(Source material Opens)

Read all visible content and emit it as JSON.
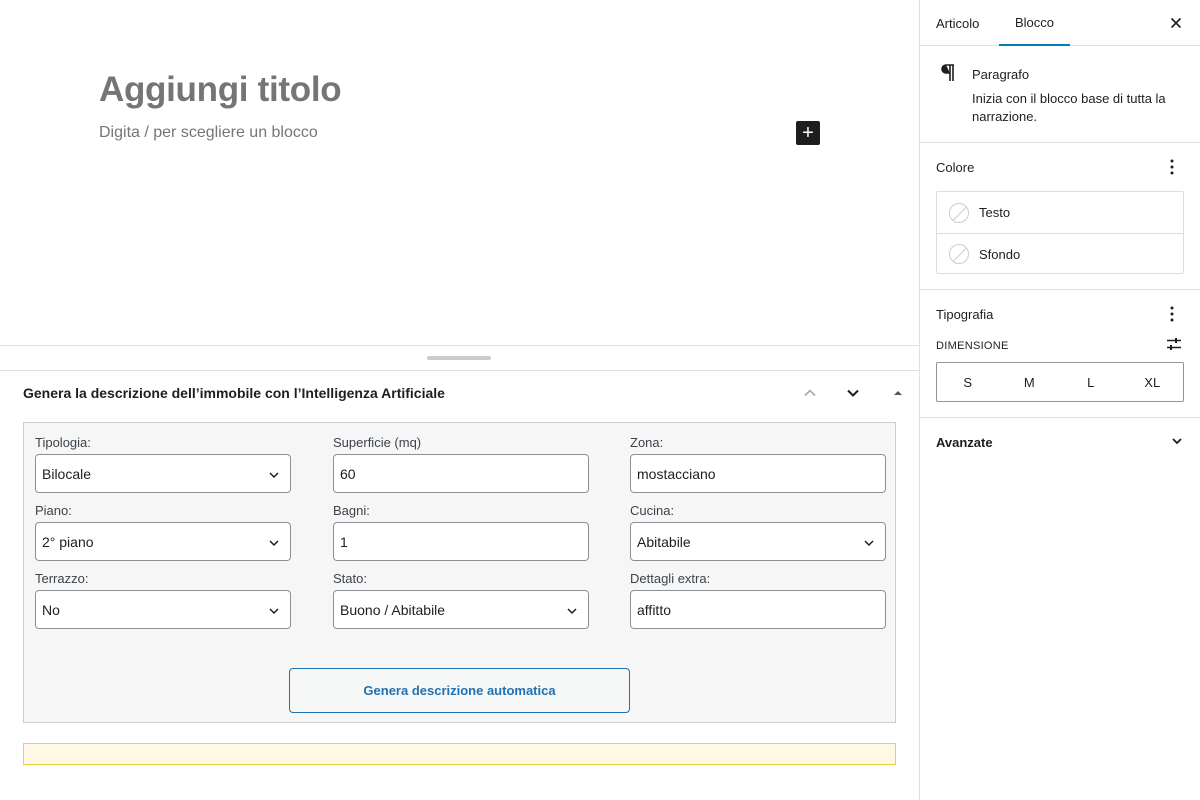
{
  "editor": {
    "title_placeholder": "Aggiungi titolo",
    "block_hint": "Digita / per scegliere un blocco",
    "inserter_glyph": "+"
  },
  "metabox": {
    "title": "Genera la descrizione dell’immobile con l’Intelligenza Artificiale",
    "fields": {
      "tipologia": {
        "label": "Tipologia:",
        "value": "Bilocale"
      },
      "superficie": {
        "label": "Superficie (mq)",
        "value": "60"
      },
      "zona": {
        "label": "Zona:",
        "value": "mostacciano"
      },
      "piano": {
        "label": "Piano:",
        "value": "2° piano"
      },
      "bagni": {
        "label": "Bagni:",
        "value": "1"
      },
      "cucina": {
        "label": "Cucina:",
        "value": "Abitabile"
      },
      "terrazzo": {
        "label": "Terrazzo:",
        "value": "No"
      },
      "stato": {
        "label": "Stato:",
        "value": "Buono / Abitabile"
      },
      "dettagli": {
        "label": "Dettagli extra:",
        "value": "affitto"
      }
    },
    "generate_button": "Genera descrizione automatica"
  },
  "sidebar": {
    "tabs": [
      "Articolo",
      "Blocco"
    ],
    "active_tab": "Blocco",
    "block": {
      "name": "Paragrafo",
      "description": "Inizia con il blocco base di tutta la narrazione."
    },
    "color_panel": {
      "title": "Colore",
      "items": [
        "Testo",
        "Sfondo"
      ]
    },
    "typography_panel": {
      "title": "Tipografia",
      "size_label": "DIMENSIONE",
      "sizes": [
        "S",
        "M",
        "L",
        "XL"
      ]
    },
    "advanced_panel": {
      "title": "Avanzate"
    }
  },
  "colors": {
    "accent": "#007cba",
    "button_blue": "#2271b1",
    "notice_yellow": "#f0d23c"
  }
}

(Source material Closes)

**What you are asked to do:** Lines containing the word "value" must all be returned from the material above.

**Task response:**
        "value": "Bilocale"
        "value": "60"
        "value": "mostacciano"
        "value": "2° piano"
        "value": "1"
        "value": "Abitabile"
        "value": "No"
        "value": "Buono / Abitabile"
        "value": "affitto"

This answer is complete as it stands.